» EXERCISE DETAILS
Going through the data below, find how many lines include the word "Crop", and reply with that number alone.

Web page and app entries

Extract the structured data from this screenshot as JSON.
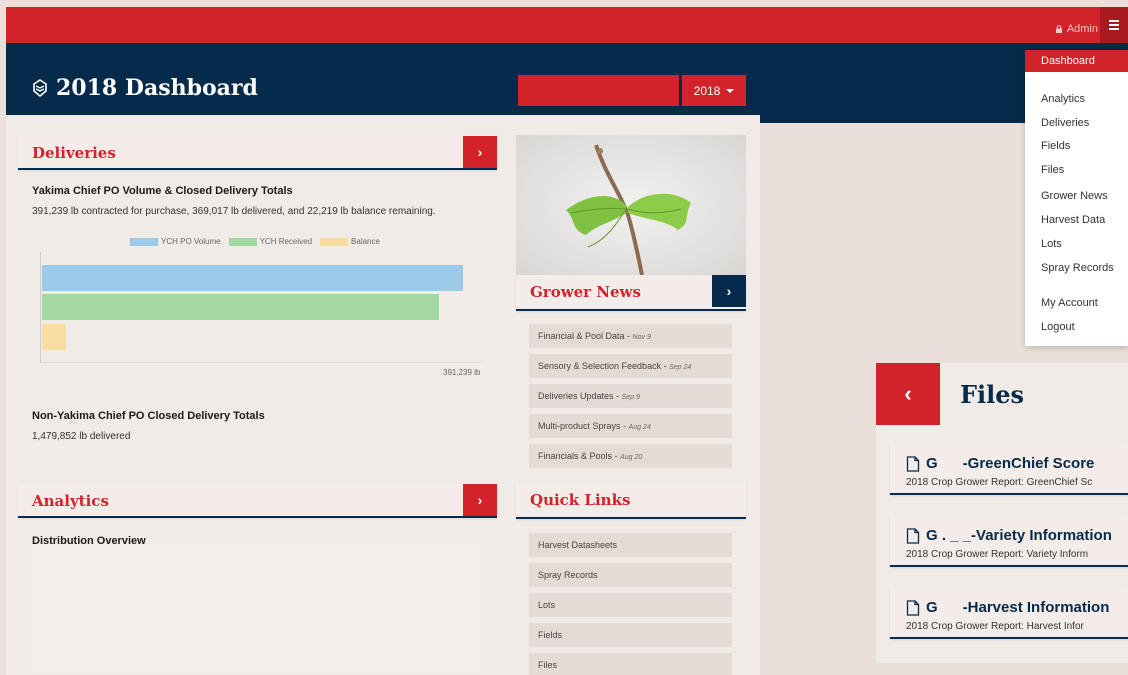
{
  "header": {
    "admin_label": "Admin",
    "title": "2018 Dashboard",
    "year": "2018"
  },
  "deliveries": {
    "title": "Deliveries",
    "heading": "Yakima Chief PO Volume & Closed Delivery Totals",
    "summary": "391,239 lb contracted for purchase, 369,017 lb delivered, and 22,219 lb balance remaining.",
    "legend": [
      "YCH PO Volume",
      "YCH Received",
      "Balance"
    ],
    "axis_max_label": "391,239 lb",
    "non_heading": "Non-Yakima Chief PO Closed Delivery Totals",
    "non_text": "1,479,852 lb delivered"
  },
  "chart_data": {
    "type": "bar",
    "orientation": "horizontal",
    "categories": [
      "YCH PO Volume",
      "YCH Received",
      "Balance"
    ],
    "values": [
      391239,
      369017,
      22219
    ],
    "colors": [
      "#9ccbea",
      "#a2d8a2",
      "#f8dca0"
    ],
    "xlim": [
      0,
      391239
    ]
  },
  "analytics": {
    "title": "Analytics",
    "heading": "Distribution Overview"
  },
  "grower_news": {
    "title": "Grower News",
    "items": [
      {
        "label": "Financial & Pool Data",
        "date": "Nov 9"
      },
      {
        "label": "Sensory & Selection Feedback",
        "date": "Sep 24"
      },
      {
        "label": "Deliveries Updates",
        "date": "Sep 9"
      },
      {
        "label": "Multi-product Sprays",
        "date": "Aug 24"
      },
      {
        "label": "Financials & Pools",
        "date": "Aug 20"
      }
    ]
  },
  "quick_links": {
    "title": "Quick Links",
    "items": [
      "Harvest Datasheets",
      "Spray Records",
      "Lots",
      "Fields",
      "Files"
    ]
  },
  "menu": {
    "active": "Dashboard",
    "items": [
      "Analytics",
      "Deliveries",
      "Fields",
      "Files",
      "Grower News",
      "Harvest Data",
      "Lots",
      "Spray Records"
    ],
    "account": [
      "My Account",
      "Logout"
    ]
  },
  "files": {
    "title": "Files",
    "items": [
      {
        "title": "G      -GreenChief Score",
        "sub": "2018 Crop Grower Report: GreenChief Sc"
      },
      {
        "title": "G . _ _-Variety Information",
        "sub": "2018 Crop Grower Report: Variety Inform"
      },
      {
        "title": "G      -Harvest Information",
        "sub": "2018 Crop Grower Report: Harvest Infor"
      }
    ]
  },
  "colors": {
    "brand_red": "#d2232a",
    "brand_navy": "#062a4a",
    "page_bg": "#ebe0d9"
  }
}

» RESULT BELOW
3